Start of Data extract
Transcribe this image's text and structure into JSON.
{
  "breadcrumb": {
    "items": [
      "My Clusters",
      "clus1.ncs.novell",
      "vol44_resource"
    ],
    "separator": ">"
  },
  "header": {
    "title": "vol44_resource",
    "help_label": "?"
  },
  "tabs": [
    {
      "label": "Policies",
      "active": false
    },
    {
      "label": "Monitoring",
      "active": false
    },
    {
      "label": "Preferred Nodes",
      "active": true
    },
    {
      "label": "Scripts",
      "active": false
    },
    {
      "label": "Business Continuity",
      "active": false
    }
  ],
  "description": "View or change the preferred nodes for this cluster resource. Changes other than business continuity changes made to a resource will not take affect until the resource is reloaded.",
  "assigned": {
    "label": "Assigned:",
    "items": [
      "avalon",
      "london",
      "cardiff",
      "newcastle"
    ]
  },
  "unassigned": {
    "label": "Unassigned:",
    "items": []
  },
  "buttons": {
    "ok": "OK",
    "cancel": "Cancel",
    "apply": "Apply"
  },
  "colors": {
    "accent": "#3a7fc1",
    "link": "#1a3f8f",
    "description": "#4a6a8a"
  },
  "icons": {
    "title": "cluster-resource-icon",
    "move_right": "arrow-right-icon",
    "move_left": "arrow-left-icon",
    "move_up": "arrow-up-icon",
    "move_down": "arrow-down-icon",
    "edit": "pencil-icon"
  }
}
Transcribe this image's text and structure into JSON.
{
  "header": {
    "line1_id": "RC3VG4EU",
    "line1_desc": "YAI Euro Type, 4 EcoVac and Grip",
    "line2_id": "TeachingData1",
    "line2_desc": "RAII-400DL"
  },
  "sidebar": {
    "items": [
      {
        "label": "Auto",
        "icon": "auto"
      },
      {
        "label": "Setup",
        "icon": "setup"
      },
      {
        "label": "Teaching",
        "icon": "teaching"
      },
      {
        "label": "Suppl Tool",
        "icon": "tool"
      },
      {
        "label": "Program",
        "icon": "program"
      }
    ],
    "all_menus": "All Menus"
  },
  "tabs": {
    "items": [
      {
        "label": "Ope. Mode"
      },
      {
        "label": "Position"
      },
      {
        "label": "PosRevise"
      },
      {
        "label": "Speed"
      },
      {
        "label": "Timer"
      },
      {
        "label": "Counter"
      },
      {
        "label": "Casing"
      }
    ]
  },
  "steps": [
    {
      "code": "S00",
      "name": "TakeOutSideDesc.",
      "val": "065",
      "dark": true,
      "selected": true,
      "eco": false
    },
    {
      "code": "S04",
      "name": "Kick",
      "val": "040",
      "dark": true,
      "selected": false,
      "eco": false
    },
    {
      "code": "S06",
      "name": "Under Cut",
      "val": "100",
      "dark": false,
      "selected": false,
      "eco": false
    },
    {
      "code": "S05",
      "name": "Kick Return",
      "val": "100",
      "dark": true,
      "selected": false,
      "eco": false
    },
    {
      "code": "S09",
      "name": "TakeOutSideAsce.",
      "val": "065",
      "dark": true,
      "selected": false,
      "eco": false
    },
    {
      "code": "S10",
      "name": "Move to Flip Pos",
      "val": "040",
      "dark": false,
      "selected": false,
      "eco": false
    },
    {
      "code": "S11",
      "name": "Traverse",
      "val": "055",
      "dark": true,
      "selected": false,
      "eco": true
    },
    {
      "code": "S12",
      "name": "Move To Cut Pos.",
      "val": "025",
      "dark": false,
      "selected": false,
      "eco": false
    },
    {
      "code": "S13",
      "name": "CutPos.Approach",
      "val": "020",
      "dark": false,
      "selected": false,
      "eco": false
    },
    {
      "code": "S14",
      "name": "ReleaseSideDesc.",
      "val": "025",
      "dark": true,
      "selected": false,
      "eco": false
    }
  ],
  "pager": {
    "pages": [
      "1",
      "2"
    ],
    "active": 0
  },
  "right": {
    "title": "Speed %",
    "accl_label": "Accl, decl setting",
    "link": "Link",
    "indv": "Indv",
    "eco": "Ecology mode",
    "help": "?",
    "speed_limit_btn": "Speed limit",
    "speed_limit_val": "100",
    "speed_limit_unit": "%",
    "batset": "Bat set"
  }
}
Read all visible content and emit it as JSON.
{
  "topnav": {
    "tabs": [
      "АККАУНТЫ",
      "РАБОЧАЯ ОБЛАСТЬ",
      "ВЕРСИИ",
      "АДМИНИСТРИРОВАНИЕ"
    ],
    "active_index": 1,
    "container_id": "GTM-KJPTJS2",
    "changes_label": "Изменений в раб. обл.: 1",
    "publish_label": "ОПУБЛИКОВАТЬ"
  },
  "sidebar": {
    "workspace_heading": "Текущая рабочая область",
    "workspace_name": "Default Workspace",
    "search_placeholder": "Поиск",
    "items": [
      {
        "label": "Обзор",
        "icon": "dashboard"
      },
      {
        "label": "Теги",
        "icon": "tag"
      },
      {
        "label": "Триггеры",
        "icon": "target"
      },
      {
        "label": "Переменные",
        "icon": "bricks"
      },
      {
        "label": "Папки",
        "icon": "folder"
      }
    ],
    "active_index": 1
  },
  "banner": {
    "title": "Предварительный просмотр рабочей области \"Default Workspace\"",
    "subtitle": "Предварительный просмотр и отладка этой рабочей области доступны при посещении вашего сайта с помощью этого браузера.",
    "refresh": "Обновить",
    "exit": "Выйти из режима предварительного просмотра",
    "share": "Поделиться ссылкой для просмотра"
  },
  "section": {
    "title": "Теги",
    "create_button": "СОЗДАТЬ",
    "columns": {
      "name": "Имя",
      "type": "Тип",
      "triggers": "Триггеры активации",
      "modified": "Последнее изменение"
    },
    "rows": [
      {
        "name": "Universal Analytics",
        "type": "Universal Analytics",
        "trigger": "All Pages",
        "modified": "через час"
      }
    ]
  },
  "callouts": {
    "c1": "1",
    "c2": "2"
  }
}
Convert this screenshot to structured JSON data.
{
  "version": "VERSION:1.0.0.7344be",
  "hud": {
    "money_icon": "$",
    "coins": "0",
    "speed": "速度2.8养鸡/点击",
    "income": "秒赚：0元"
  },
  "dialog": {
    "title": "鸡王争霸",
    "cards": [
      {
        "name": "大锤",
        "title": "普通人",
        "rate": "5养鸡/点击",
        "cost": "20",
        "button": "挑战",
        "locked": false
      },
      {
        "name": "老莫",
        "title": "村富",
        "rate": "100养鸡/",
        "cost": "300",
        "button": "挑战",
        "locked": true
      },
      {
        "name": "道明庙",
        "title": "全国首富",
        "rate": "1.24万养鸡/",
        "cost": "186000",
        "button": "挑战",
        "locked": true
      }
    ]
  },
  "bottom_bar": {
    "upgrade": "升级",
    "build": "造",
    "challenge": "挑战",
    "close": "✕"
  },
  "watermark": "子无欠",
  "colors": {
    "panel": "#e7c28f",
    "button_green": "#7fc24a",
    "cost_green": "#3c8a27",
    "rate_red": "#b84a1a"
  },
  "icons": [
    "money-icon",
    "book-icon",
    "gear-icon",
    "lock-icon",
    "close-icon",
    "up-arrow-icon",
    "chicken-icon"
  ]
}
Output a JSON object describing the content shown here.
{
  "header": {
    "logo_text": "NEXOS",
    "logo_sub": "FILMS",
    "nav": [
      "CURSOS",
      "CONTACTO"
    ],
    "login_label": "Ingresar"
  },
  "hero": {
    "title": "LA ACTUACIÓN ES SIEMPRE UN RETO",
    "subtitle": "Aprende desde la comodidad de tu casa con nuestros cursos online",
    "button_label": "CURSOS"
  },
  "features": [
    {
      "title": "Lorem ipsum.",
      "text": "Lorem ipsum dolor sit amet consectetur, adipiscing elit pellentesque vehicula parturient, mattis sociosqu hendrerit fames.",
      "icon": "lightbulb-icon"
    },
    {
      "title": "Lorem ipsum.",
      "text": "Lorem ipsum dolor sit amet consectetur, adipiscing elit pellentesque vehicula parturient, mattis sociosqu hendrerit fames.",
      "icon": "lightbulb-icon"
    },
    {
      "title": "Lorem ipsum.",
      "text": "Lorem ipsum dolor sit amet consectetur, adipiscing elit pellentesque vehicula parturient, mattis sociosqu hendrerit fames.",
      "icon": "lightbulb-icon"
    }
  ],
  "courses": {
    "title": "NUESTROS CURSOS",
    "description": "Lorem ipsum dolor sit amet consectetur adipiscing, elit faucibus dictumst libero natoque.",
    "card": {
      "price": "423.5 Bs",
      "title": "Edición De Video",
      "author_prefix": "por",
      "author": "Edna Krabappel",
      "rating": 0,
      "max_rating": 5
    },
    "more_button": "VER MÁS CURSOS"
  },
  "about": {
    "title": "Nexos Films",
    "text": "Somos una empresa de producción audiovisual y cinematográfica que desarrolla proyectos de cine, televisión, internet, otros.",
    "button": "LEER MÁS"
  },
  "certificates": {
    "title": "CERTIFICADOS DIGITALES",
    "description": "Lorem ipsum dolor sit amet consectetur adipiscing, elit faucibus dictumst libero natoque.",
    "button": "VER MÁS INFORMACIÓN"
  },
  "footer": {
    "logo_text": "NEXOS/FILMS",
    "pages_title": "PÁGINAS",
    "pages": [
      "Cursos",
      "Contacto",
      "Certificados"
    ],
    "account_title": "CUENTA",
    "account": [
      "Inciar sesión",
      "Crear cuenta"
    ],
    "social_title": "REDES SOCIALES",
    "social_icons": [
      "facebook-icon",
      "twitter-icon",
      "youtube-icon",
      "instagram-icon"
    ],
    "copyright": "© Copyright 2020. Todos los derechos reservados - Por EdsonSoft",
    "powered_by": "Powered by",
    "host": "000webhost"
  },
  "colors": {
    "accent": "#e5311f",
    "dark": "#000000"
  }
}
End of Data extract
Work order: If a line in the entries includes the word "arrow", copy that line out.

Exercise solution:
    "move_right": "arrow-right-icon",
    "move_left": "arrow-left-icon",
    "move_up": "arrow-up-icon",
    "move_down": "arrow-down-icon",
    "up-arrow-icon",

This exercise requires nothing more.